Due to this belief, people who are encountering problems in their business or politics go to local ‘medicine’ practitioners who may ask them to bring body parts for the preparation of very powerful charms. Those who cannot harvest the body parts commission others to do it at a fee. Some persons can also get the body parts and sell them to these ‘medicine’ men and earn extra income. There is a ‘ritual market’ and syndicate in Zambia. And this ritual market must be exposed and the ritual syndicate smashed. We need to make ritual murders history in Zambia and throughout Africa.
To achieve this, Zambians, nay Africans, need to abandon the superstitious belief that one can enhance one’s success through some magical practice or ritual sacrifice of animals or humans. We need to free our minds of these misconceptions that cause people to commit atrocities.

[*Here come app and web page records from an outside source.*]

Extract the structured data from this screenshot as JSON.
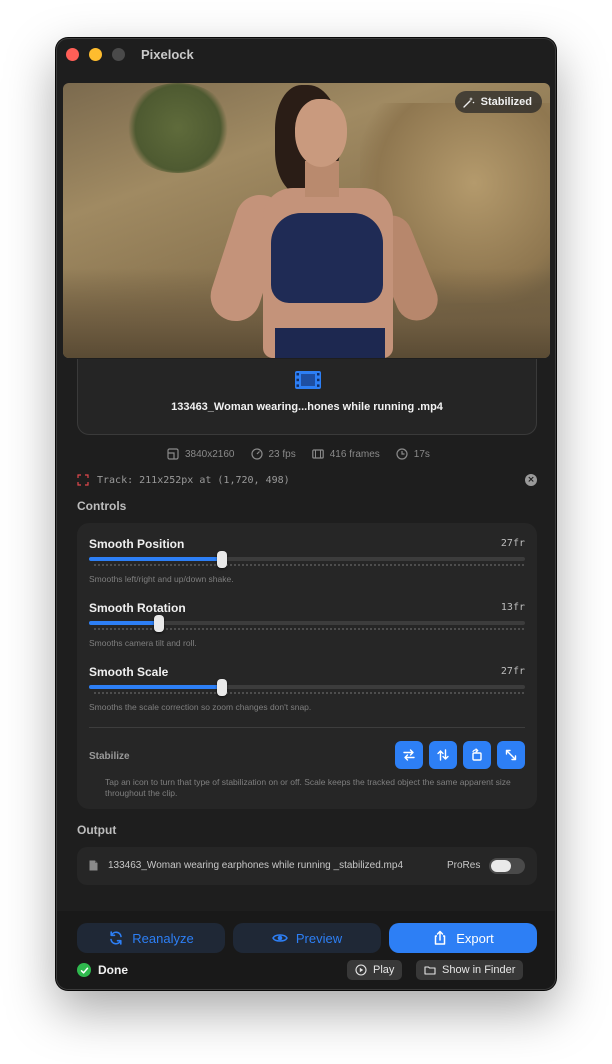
{
  "window": {
    "title": "Pixelock"
  },
  "video": {
    "badge_label": "Stabilized"
  },
  "file": {
    "name": "133463_Woman wearing...hones while running .mp4"
  },
  "meta": {
    "resolution": "3840x2160",
    "fps": "23 fps",
    "frames": "416 frames",
    "duration": "17s"
  },
  "track": {
    "text": "Track: 211x252px at (1,720, 498)"
  },
  "controls": {
    "title": "Controls",
    "sliders": [
      {
        "label": "Smooth Position",
        "value_text": "27fr",
        "fraction": 0.306,
        "hint": "Smooths left/right and up/down shake."
      },
      {
        "label": "Smooth Rotation",
        "value_text": "13fr",
        "fraction": 0.161,
        "hint": "Smooths camera tilt and roll."
      },
      {
        "label": "Smooth Scale",
        "value_text": "27fr",
        "fraction": 0.306,
        "hint": "Smooths the scale correction so zoom changes don't snap."
      }
    ],
    "stabilize_label": "Stabilize",
    "stabilize_hint": "Tap an icon to turn that type of stabilization on or off. Scale keeps the tracked object the same apparent size throughout the clip.",
    "stabilize_buttons": [
      "horizontal-arrows-icon",
      "vertical-arrows-icon",
      "rotation-icon",
      "scale-arrows-icon"
    ]
  },
  "output": {
    "title": "Output",
    "filename": "133463_Woman wearing earphones while running _stabilized.mp4",
    "prores_label": "ProRes",
    "prores_on": false
  },
  "footer": {
    "reanalyze_label": "Reanalyze",
    "preview_label": "Preview",
    "export_label": "Export",
    "status_label": "Done",
    "play_label": "Play",
    "show_in_finder_label": "Show in Finder"
  },
  "colors": {
    "accent": "#2d7ff5",
    "success": "#2fb94e",
    "close": "#ff5f57",
    "minimize": "#febc2e"
  }
}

In schools, colleges and universities Zambians should be told that charms are useless. That the assumed efficacy of ritual sacrifice of humans or animals has no basis in reason, science or in reality.
The idea of presenting and promoting ritual magic as a form of ‘African medicine’, should be discouraged. Religious or academic experts who peddle such mistaken and misconstrued notions should be challenged and their claims critically evaluated. The charlatans who ask people to get human body parts for the preparation of charms should be arrested, exposed and sanctioned. Critical thinking Africans should become proactive in campaigning against irrational beliefs. Skeptics in Africa should not stand by and think that dangerous superstitions such as the belief in the potency of charms and ritual sacrifice of humans would simply disappear on their own. They will not. The process of public education and enlightenment should begin right away online and offline, in the markets and in all public squares, in the slum communities, in urban and rural centers. Let us urge all Zambians to abandon superstition and embrace science, reason and commonsensical ways of enhancing their business and political fortunes. We should not wait for another wave of killings by ritualists or another mob attack before we get to work.

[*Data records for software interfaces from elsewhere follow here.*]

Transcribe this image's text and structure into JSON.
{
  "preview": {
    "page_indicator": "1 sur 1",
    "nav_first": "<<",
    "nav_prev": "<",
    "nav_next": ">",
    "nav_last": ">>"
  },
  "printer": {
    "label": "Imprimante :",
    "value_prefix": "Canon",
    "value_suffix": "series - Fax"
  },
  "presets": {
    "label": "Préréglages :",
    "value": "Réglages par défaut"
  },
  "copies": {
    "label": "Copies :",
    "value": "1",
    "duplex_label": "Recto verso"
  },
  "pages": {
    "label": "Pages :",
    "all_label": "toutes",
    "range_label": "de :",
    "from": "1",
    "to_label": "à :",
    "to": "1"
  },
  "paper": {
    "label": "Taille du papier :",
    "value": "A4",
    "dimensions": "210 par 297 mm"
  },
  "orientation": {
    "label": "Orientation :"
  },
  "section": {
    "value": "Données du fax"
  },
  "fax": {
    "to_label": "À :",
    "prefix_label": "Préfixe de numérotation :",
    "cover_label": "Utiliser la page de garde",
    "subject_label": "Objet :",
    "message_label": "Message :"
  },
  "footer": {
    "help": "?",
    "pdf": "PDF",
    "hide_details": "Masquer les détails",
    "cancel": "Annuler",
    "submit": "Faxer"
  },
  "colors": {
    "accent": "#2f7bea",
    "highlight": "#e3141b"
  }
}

The xenophobic attacks in Zambia are more than a scapegoating device. They reveal the dark and destructive mindset that is pervasive in the region. Those attacks constitute a collective indictment on our reason and conscience. They shame use all. Yes the xenophobic attacks expose the terror of ritualistic nonsense in our society.
I therefore ask you to join me in exposing the various absurd, irrational and nonsensical beliefs that are used to commit atrocities in the region. Would you join me in working and campaigning against superstition based human rights abuses and in striving to achieve a more skeptical and rational Africa?